===== Supplied entries =====

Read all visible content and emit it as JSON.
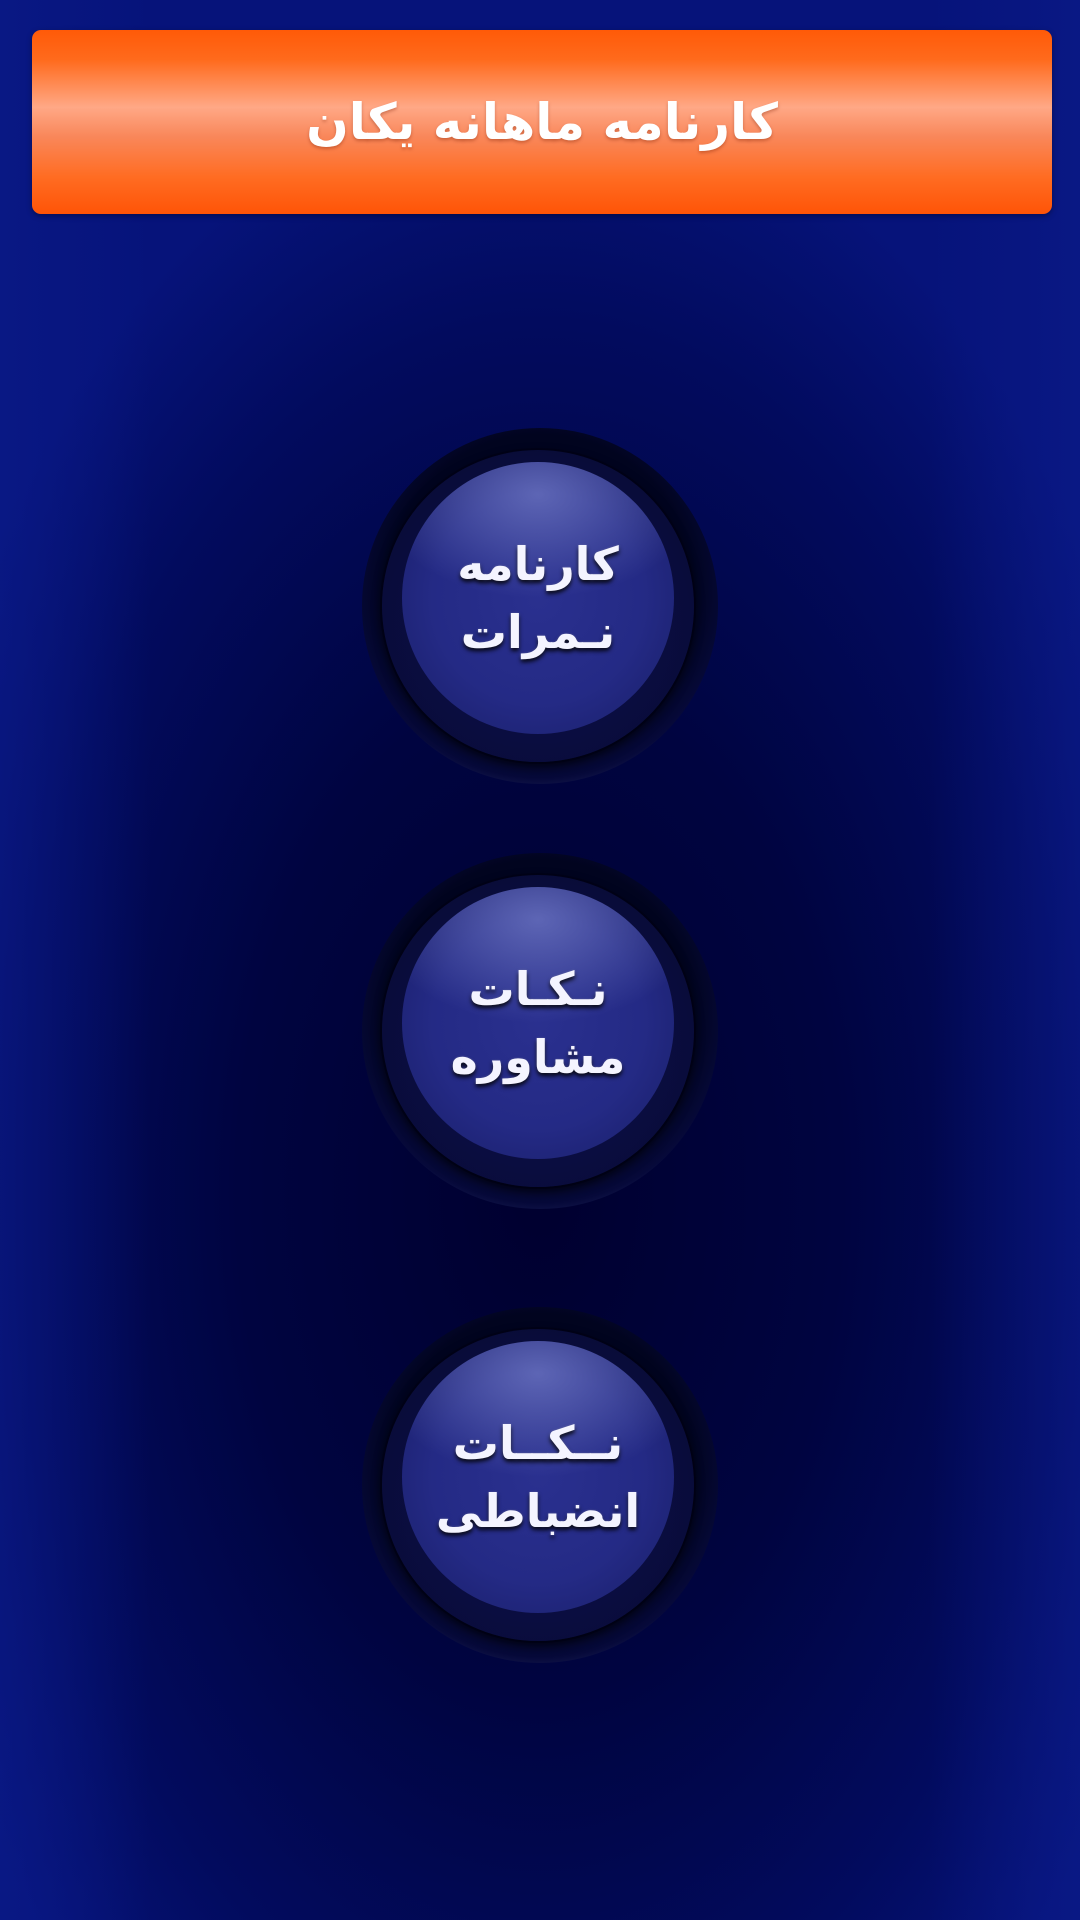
{
  "header": {
    "title": "کارنامه ماهانه یکان"
  },
  "buttons": [
    {
      "line1": "کارنامه",
      "line2": "نـمرات"
    },
    {
      "line1": "نـکـات",
      "line2": "مشاوره"
    },
    {
      "line1": "نــکــات",
      "line2": "انضباطی"
    }
  ],
  "colors": {
    "header_orange": "#ff5a08",
    "background_navy": "#000440",
    "button_face": "#242a85"
  }
}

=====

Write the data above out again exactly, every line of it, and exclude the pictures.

| Exercise result |
Read all visible content and emit it as JSON.
{
  "header": {
    "title": "کارنامه ماهانه یکان"
  },
  "buttons": [
    {
      "line1": "کارنامه",
      "line2": "نـمرات"
    },
    {
      "line1": "نـکـات",
      "line2": "مشاوره"
    },
    {
      "line1": "نــکــات",
      "line2": "انضباطی"
    }
  ],
  "colors": {
    "header_orange": "#ff5a08",
    "background_navy": "#000440",
    "button_face": "#242a85"
  }
}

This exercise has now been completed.